Records to process:
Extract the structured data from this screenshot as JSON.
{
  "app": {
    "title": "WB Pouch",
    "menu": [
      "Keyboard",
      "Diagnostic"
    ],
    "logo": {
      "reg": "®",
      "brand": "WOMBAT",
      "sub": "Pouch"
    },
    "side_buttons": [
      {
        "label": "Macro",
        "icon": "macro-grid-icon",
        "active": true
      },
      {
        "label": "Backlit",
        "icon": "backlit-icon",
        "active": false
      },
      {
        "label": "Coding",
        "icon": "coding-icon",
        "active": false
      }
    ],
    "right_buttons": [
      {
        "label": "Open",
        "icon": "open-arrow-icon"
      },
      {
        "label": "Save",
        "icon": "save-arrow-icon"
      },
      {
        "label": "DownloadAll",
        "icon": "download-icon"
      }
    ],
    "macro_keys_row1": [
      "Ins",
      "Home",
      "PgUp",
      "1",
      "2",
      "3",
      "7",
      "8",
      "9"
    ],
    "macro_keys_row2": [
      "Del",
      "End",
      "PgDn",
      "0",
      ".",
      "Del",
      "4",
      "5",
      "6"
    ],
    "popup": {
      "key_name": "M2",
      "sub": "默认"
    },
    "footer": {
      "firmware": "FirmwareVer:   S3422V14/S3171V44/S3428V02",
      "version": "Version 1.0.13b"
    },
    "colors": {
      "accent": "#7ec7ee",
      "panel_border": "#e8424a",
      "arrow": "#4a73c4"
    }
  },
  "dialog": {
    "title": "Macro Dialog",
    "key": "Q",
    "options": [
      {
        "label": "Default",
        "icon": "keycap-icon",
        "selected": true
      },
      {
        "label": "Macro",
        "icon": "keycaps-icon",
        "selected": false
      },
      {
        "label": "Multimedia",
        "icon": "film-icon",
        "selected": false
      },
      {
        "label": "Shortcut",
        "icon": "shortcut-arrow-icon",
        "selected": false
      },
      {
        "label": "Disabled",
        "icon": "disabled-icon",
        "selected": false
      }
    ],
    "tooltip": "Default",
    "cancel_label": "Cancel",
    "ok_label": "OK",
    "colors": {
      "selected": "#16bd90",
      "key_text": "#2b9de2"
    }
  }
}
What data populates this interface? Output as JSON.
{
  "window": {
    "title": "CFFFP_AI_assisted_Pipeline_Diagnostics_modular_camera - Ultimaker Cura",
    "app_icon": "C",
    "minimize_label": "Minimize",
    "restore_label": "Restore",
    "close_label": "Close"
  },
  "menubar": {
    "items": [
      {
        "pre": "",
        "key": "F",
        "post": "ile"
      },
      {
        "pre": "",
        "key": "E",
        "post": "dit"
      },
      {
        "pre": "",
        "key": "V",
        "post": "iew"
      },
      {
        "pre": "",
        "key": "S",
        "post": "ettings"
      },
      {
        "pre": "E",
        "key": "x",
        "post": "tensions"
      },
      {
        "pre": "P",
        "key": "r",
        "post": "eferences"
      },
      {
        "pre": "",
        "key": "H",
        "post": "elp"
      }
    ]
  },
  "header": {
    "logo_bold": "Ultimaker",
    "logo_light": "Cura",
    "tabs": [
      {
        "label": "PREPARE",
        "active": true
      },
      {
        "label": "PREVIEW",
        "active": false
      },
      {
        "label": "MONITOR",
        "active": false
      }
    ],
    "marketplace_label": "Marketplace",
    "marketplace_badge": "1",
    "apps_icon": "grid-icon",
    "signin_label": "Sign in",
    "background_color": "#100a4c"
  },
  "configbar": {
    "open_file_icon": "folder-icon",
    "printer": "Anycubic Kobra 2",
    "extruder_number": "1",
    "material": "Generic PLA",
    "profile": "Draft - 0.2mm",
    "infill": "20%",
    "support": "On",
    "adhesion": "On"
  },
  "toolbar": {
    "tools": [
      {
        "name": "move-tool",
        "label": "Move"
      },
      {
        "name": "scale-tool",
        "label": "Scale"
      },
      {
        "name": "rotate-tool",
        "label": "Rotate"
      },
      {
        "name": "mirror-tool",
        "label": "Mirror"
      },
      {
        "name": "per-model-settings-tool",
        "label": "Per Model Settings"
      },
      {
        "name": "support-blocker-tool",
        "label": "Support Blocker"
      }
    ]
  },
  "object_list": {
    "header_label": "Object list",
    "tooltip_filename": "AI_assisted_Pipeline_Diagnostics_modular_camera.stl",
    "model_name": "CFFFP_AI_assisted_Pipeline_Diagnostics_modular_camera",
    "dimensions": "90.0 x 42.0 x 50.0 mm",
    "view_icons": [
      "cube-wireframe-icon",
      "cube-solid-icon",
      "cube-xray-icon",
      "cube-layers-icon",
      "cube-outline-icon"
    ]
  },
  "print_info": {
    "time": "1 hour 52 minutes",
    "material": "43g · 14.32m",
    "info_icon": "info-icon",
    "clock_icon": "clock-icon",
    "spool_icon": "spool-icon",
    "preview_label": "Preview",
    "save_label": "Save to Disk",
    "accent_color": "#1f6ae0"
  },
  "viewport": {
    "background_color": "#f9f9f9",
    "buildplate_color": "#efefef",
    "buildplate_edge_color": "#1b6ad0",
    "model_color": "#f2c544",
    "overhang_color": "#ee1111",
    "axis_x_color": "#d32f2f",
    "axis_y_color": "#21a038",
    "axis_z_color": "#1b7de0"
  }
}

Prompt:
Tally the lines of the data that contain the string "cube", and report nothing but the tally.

Result below:
5